The Westlake bikeway project has design funding and is now operating independently of the Bike Master Plan, which is really just a bird’s-eye planning document. If you want to influence the Westlake project, get involved in the Westlake planning process. If you want to make people in every Seattle neighborhood angry and delay implementing a guiding document with comments and work from thousands of people behind it, then appeal the Bike Master Plan. If you prefer the former, I highly suggest you let the Westlake Stakeholders Group know.
End this charade and come back to the table
Look, Westlake Stakeholders, let’s end this now. Drop this obviously misguided appeal to a city-wide community plan for safer streets. This plan is far bigger than Westlake, which is why you look so silly lawyering up and standing in its way.
What you’re doing represents the worst that public process has to offer. You are using legal power that not everybody has access to in order to delay a road safety plan that was crafted based on thousands of hours and comments volunteered by everyday residents who thought it was important to help make the streets where they live and work safer. Instead of trying to have an open conversation with the public, you are trying to use money and legal power to go over everyone else’s head, and you don’t seem to care who you step on in the process.
When neighbors of NE 65th Street were upset about a planned protected bike lane on that street, the city delayed releasing the plan to hold a series of public meetings to address those issues. After hours of public testimony, neighborhood walks and of tons of comments from people who live, work, play or travel through the area, the city came up with a series of alternative options. People again weighed in and eventually a compromise solution was selected. That is the option that is in the plan today. It didn’t make every single person happy (some neighbors and some people who bike found issue with it), but it does its best to meet the goals of the bike plan while also avoiding the most difficult-to-mitigate parts of the street.
This is how the public process is supposed to function. That public process was hard and involved a lot of heated arguments and comments. But it developed a result that can work.
What the NE 65th neighbors didn’t do was file a lawsuit and hold a bunch of closed room meetings. Things happened in the open. It was hard and ugly at times, but that’s how people find common ground sometimes. We’re all in this city together.
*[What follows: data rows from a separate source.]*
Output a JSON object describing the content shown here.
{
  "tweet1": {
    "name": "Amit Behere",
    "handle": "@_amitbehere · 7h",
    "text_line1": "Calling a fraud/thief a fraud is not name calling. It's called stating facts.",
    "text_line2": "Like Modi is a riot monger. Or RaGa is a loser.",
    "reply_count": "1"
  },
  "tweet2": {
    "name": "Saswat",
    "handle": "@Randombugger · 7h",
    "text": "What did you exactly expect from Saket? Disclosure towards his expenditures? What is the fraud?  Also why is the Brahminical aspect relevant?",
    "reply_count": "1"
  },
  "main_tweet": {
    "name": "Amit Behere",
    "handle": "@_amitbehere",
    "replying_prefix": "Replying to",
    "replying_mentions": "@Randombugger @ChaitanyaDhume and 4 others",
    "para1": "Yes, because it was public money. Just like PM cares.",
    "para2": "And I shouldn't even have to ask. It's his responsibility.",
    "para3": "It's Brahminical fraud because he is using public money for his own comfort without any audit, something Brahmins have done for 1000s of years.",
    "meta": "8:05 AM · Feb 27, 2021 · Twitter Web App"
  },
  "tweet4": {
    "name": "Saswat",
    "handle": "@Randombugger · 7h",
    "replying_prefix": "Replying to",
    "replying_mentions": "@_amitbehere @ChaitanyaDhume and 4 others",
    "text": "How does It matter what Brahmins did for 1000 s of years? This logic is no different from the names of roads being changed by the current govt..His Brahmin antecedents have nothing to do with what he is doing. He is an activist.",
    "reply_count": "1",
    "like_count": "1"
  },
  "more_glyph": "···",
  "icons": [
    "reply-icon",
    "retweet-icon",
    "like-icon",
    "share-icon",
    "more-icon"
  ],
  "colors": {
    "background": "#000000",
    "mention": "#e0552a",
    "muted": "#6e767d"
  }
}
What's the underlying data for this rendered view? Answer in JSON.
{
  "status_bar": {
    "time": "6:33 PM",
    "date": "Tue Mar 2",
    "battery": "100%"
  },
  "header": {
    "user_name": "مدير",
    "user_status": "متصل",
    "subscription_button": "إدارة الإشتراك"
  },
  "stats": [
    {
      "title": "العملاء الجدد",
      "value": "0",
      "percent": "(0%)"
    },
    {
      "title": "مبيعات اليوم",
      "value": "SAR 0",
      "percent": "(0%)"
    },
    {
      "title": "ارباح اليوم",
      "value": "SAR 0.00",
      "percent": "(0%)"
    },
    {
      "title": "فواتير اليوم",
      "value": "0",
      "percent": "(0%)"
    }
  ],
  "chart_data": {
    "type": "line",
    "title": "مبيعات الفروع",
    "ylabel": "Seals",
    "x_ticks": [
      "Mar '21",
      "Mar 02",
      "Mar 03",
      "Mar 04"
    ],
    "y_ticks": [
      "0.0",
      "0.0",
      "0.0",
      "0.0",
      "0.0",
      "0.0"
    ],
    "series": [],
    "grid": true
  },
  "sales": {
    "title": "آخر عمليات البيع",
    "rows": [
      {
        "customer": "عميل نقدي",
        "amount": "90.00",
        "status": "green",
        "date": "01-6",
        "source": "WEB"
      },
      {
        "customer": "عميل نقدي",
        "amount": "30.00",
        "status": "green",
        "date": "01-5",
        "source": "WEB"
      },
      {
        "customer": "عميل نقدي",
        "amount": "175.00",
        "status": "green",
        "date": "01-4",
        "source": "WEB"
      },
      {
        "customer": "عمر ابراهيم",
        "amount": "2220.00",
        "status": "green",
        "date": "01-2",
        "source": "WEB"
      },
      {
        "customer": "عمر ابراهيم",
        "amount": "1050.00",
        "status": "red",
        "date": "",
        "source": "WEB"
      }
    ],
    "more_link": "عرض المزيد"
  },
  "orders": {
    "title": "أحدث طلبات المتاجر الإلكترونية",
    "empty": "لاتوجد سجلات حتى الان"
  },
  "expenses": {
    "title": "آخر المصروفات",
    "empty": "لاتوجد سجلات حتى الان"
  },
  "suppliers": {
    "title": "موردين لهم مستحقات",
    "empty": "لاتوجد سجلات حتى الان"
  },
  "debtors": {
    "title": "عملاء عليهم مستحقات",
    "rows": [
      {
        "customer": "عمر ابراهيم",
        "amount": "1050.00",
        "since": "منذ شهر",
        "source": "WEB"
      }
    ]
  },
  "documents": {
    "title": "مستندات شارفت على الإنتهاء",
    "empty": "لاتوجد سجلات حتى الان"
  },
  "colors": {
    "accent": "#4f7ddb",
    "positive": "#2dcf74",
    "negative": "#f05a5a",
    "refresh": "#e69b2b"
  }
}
You run the risk of losing your political voice in the process. Nobody respects a backroom group who is willing to use legal strong-arming to get their way. But people do respect an organized community voice representing viewpoints of all people who live, work and play in an area.
Drop this appeal and refocus on the goal: A better Westlake for everyone.